**GIVEN DATA**:
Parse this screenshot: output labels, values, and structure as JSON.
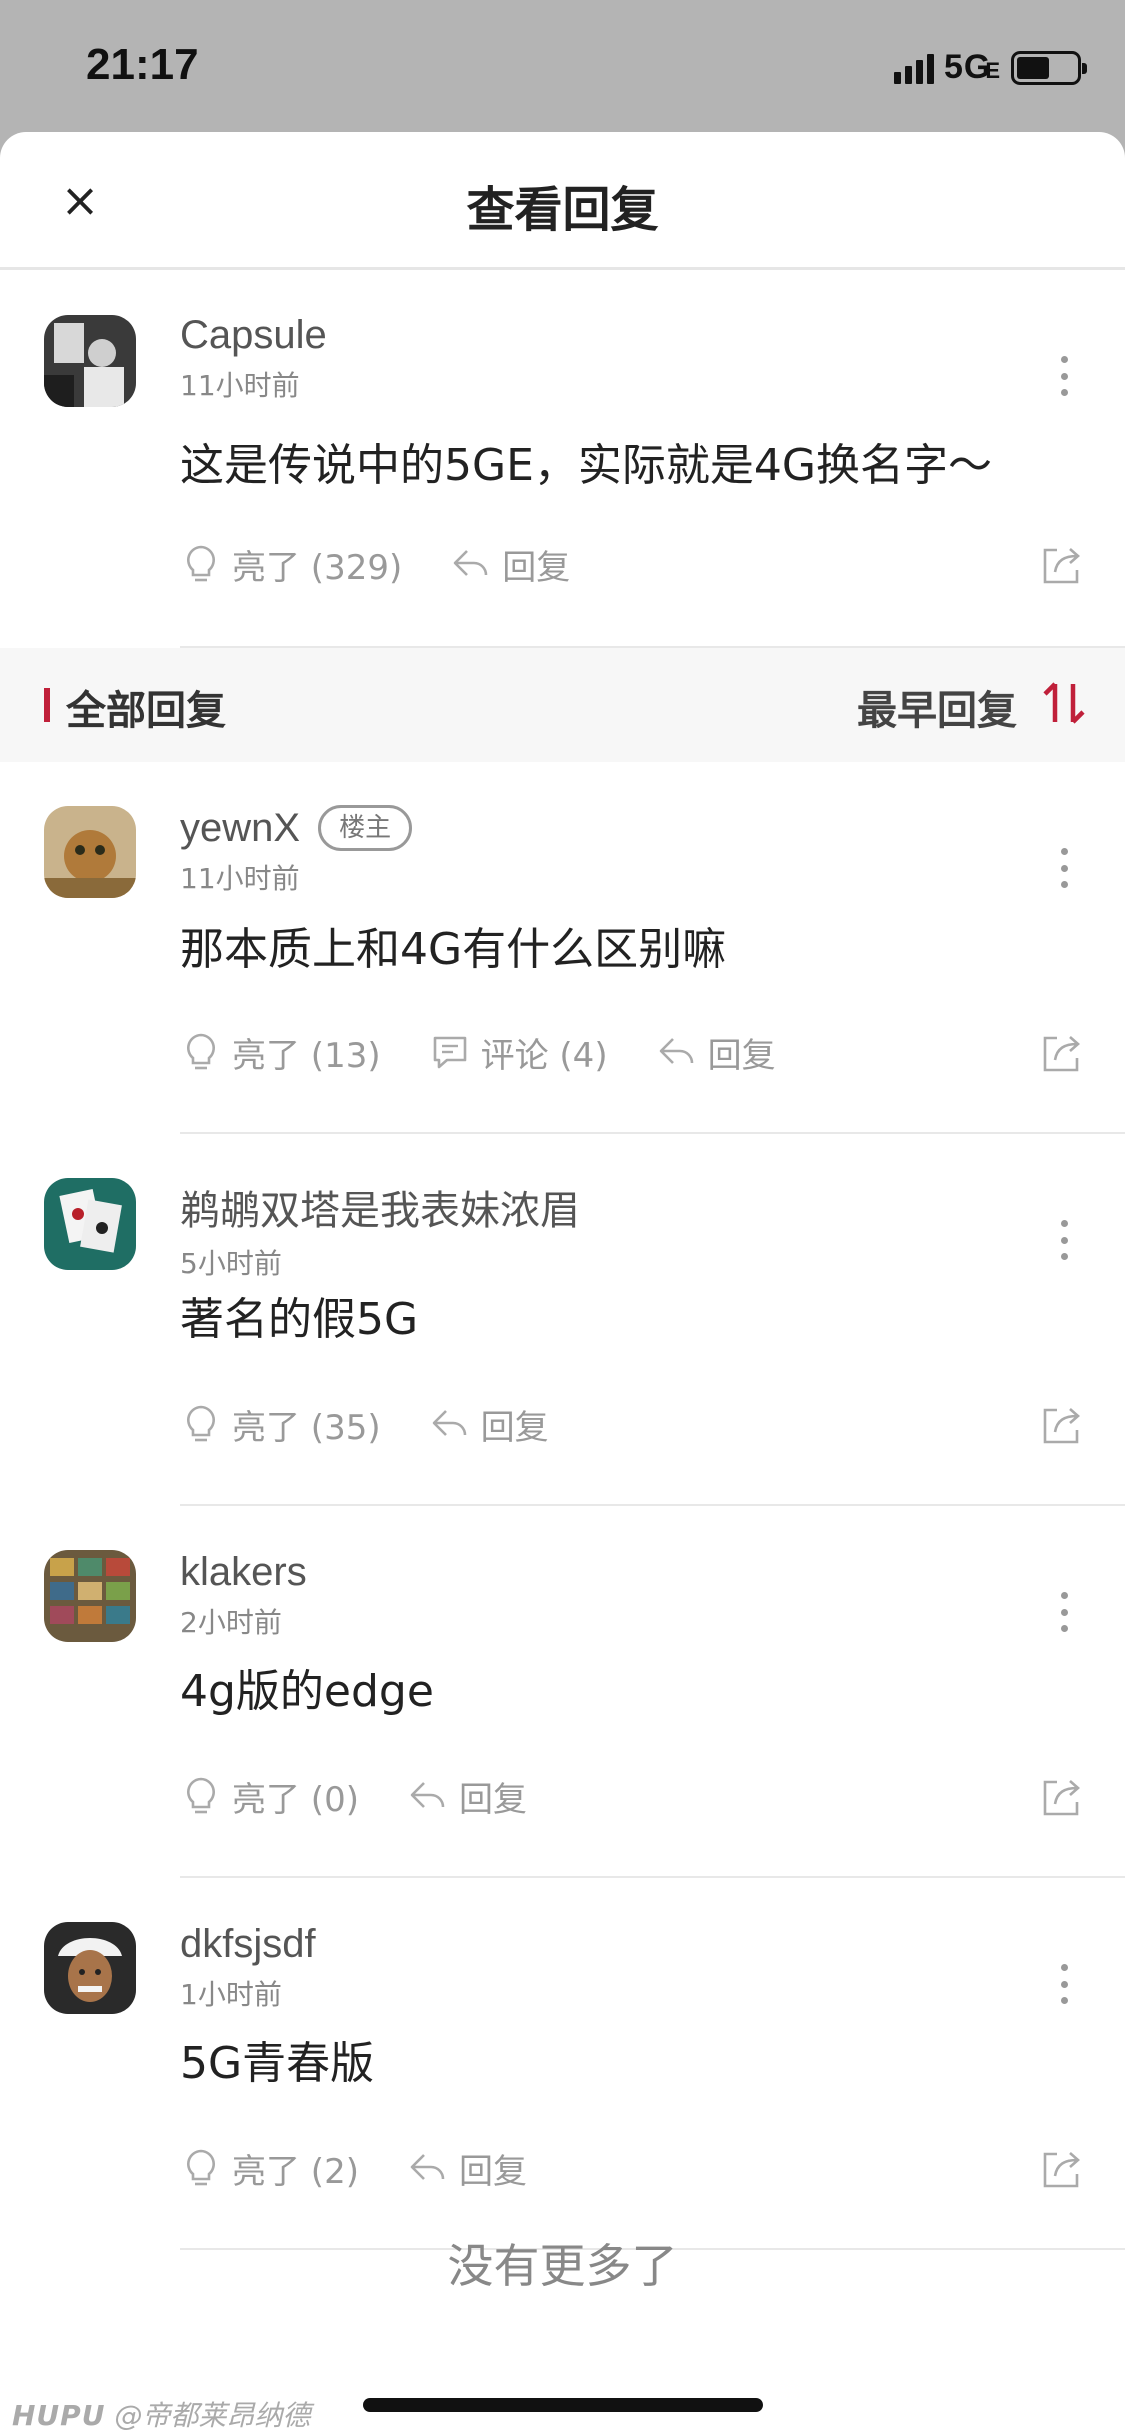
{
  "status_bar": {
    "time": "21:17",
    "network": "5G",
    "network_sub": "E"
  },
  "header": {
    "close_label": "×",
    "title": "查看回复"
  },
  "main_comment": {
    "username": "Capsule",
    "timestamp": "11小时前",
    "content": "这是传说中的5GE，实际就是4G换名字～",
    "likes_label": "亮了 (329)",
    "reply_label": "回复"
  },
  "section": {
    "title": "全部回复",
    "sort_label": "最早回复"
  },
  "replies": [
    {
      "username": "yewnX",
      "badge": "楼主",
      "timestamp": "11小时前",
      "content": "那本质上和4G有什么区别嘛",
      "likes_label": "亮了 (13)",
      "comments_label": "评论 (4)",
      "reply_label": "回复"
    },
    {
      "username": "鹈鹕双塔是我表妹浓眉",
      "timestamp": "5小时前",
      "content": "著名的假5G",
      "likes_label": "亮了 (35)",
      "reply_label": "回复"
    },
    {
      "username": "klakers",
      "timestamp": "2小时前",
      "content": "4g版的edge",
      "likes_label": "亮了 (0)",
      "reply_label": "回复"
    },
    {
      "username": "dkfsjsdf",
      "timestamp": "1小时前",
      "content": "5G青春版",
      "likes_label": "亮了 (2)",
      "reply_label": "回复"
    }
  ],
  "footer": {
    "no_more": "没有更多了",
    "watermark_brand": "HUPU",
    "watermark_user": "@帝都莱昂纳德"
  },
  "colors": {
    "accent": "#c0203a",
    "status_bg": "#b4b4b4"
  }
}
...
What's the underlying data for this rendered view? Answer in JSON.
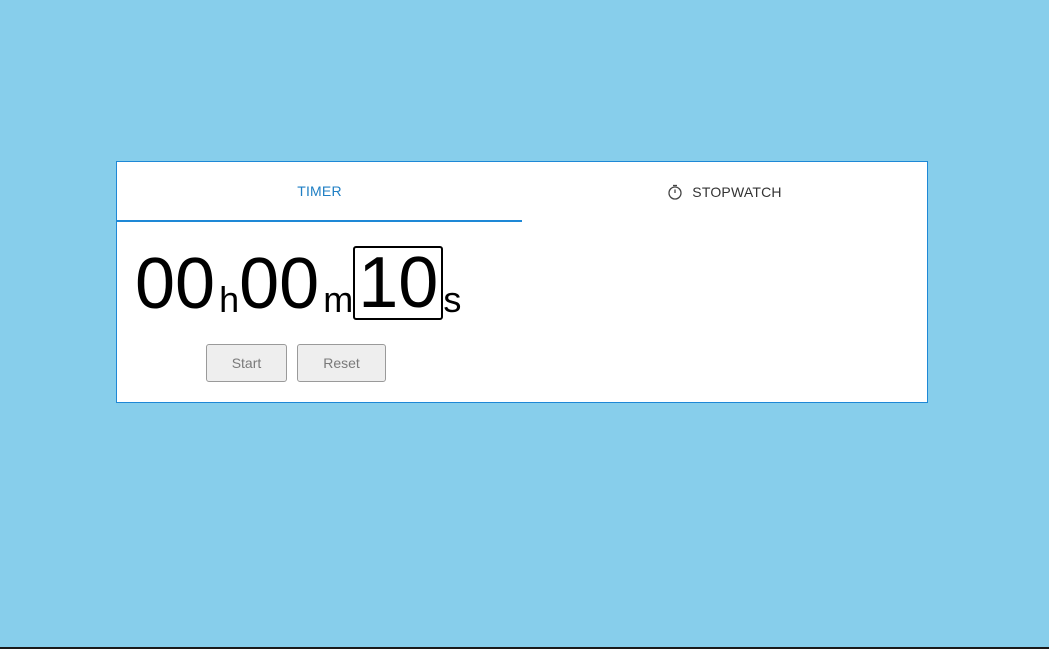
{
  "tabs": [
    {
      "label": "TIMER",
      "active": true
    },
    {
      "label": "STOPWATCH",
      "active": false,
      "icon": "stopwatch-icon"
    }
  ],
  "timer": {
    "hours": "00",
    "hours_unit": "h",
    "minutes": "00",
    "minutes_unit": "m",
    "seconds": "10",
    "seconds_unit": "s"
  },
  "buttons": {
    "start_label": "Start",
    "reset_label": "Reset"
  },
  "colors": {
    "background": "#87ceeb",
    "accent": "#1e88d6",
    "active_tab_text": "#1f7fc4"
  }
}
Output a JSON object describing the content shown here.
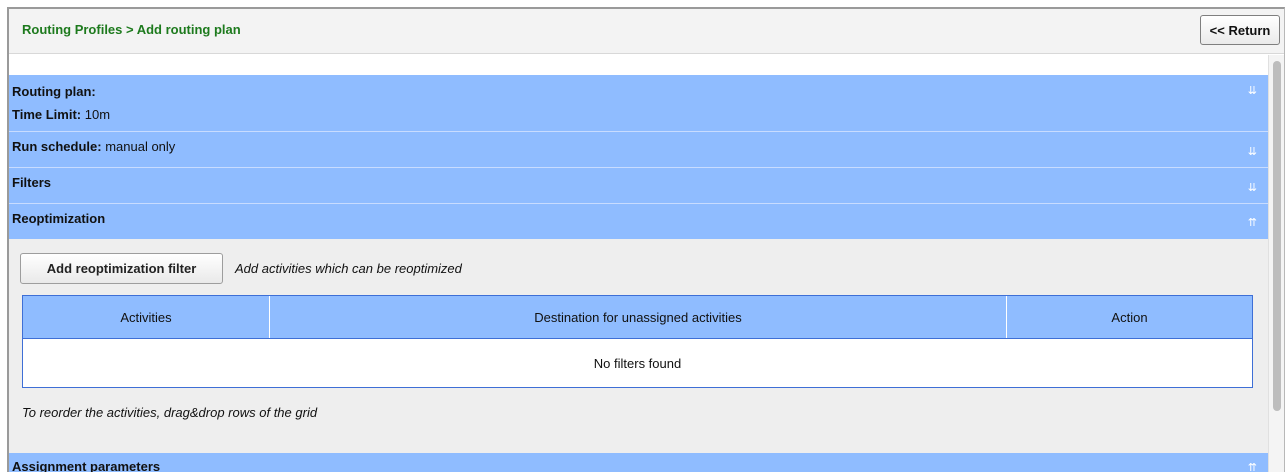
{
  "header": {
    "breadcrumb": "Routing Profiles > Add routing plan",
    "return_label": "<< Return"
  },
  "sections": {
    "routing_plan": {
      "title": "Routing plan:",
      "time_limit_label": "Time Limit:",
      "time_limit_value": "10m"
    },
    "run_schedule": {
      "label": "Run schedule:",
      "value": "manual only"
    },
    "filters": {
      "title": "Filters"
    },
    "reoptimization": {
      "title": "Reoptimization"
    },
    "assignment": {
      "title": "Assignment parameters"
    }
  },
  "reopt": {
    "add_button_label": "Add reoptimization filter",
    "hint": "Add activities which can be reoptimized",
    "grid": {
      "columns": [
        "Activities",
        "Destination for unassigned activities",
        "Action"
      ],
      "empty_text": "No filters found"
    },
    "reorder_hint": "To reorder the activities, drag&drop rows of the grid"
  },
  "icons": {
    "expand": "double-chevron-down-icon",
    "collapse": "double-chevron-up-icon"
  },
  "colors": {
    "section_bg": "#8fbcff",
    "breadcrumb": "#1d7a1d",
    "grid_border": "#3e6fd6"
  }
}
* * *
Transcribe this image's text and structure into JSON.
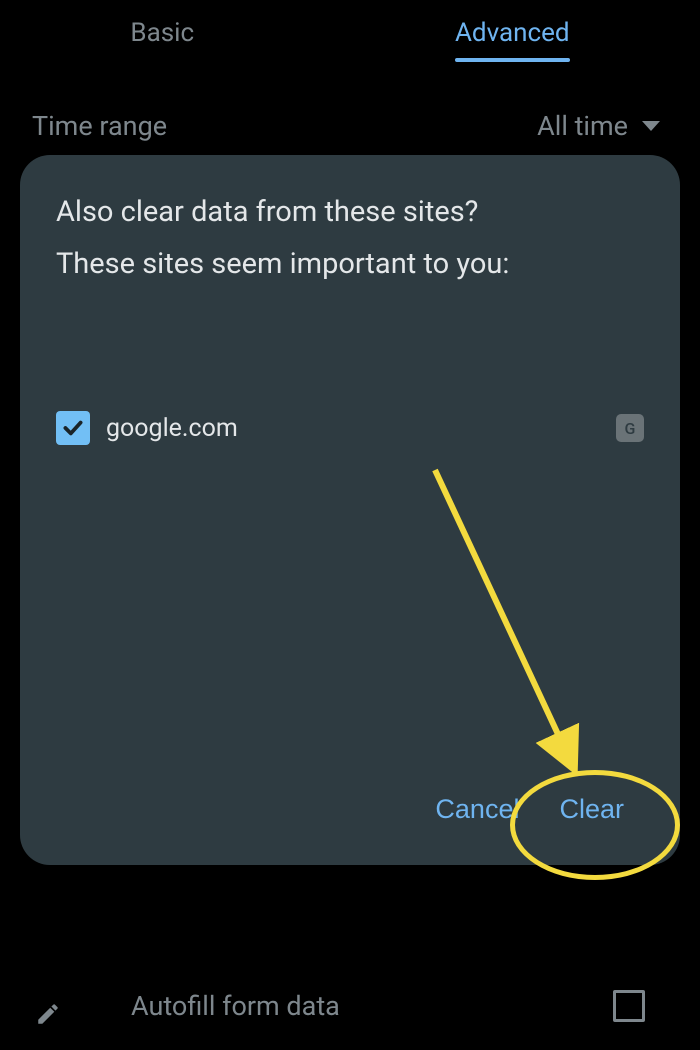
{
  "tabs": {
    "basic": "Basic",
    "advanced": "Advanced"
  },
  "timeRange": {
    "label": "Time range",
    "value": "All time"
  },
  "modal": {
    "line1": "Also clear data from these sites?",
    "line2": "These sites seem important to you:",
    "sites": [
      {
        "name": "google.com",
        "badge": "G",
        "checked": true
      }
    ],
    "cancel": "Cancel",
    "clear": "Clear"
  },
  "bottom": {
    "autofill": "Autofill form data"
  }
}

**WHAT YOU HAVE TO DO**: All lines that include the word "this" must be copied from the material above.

**EXPECTED ANSWER**:
Parse this screenshot: output labels, values, and structure as JSON.
What's the underlying data for this rendered view? Answer in JSON.
Transcribe this image's text and structure into JSON.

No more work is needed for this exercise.